Plans to re-enforce time limits on stays in Swaffham town centre car parks are expected to move a step closer next week.
Breckland Council chiefs are set to consider plans for trial restrictions on three sites at a meeting on Tuesday.
But officials have so far resisted calls for a longer limit than initially proposed, despite calls from a town trader for it to be extended.
Last month, the district council announced it would enforce time limits on the Market Place, the Peddars car park and the Pit Lane site on a six month trial basis.
The move followed repeated demands for action to prevent motorists parking all day in breach of existing rules, including consideration of whether the town council itself should take over the management of the car parks.
It was initially thought that the trial would see the current two hour restrictions, which the district council said it had “no plans” to enforce two years ago, would be reinstated.

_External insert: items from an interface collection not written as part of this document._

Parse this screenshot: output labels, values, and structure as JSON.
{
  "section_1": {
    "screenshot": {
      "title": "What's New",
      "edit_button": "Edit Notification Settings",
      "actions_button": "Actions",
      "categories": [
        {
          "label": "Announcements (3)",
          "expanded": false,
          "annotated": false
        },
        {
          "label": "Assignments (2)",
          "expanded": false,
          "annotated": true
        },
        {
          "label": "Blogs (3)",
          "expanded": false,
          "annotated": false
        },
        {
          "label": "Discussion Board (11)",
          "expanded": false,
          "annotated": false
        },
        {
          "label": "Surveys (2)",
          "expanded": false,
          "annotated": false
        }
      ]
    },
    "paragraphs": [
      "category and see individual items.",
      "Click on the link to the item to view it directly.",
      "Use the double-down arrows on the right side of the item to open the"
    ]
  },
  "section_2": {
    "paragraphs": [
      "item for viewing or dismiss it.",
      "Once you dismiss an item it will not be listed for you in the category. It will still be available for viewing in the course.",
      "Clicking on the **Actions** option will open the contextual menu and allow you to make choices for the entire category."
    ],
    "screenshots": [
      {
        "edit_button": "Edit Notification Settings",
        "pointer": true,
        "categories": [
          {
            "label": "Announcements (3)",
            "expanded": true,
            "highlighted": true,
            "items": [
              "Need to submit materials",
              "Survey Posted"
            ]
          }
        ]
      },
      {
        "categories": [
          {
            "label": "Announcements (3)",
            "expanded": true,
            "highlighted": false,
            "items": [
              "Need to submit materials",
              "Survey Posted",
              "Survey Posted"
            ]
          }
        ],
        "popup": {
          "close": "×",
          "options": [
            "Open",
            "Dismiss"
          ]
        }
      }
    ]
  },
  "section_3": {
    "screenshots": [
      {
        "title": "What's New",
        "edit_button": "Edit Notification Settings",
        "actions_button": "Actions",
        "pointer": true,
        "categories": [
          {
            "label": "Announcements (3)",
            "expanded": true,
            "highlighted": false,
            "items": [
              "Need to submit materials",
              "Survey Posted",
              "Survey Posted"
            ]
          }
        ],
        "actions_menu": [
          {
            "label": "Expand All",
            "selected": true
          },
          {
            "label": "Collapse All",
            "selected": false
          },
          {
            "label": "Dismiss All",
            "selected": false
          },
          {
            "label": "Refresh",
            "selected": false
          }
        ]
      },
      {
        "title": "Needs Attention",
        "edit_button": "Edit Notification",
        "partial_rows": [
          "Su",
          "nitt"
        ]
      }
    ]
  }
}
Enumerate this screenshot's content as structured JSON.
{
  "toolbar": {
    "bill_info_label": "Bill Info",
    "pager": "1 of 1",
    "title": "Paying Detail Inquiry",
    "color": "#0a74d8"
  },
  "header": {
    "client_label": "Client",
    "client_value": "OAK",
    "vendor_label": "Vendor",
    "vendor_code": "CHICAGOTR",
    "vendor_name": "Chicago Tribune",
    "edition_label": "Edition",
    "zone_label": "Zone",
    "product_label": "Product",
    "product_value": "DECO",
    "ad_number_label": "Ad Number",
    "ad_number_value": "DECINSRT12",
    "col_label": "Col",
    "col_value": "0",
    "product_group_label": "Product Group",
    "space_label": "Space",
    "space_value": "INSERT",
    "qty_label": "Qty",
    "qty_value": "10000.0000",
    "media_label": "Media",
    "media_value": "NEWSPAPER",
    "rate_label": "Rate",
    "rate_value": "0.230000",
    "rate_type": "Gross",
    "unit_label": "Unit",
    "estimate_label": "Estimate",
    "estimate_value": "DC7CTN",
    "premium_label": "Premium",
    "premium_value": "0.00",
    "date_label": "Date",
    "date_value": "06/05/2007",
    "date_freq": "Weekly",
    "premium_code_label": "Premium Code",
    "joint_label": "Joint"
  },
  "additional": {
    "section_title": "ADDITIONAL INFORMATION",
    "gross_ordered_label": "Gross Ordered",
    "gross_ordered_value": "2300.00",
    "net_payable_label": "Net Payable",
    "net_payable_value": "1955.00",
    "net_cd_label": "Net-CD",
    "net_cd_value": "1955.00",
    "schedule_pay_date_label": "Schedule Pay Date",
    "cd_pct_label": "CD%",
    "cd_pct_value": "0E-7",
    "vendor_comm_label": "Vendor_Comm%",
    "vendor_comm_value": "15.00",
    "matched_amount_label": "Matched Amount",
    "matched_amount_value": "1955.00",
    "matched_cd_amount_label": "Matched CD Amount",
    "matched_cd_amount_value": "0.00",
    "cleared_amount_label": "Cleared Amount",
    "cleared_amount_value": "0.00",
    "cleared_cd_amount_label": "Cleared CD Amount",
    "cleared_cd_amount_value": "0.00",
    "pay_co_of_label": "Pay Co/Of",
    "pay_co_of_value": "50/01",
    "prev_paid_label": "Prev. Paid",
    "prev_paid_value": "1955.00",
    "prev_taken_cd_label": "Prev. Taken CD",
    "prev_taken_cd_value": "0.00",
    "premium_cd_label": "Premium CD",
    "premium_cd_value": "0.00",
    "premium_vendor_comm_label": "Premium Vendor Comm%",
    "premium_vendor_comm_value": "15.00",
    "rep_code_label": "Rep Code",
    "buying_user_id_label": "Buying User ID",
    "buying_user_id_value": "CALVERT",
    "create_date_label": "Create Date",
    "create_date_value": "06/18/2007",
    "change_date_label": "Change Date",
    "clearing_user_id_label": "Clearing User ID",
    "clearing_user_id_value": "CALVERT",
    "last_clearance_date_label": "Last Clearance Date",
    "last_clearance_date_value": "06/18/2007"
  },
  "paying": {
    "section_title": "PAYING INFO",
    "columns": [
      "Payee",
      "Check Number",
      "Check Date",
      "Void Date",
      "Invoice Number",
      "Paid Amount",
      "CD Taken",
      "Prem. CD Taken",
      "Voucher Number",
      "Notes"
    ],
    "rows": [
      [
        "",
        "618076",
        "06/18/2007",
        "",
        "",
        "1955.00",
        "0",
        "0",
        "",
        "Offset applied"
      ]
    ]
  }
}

But, earlier this month, town councillors were urged to press for a longer three-hour restriction, when a letter was handed into them by town trader Jane Clark.
She argued that would be better for businesses and visitors alike.
However, although town council leaders said they would refer the request on to the district, the proposal recommended to the Breckland Council cabinet proposes no change to the current rules, except to allow three hours for disabled motorists who display a badge and disc in their vehicles.
Arrival and departure times would be recorded via the use of number plate recognition technology.
The proposals cover car parks in Swaffham and Attleborough, both of whose town councils have sought to address issues relating to a perceived lack of available space.
The report said: “The town councils’ objectives are to make more spaces available, resulting in an increased turnover of visitors to the market towns.
“By amending the Car Parking Orders and enforcing the restricted use of these town car parks, it should result in the increased use by visitors to the market towns.”
The trial, which is due to begin in the spring, is recommended to run for at least six months.
At that point, the district council will have to decide whether the new arrangements should be made permanent or scrapped.
However, the report said a further consultation period would have to take place if the rules were to be revoked.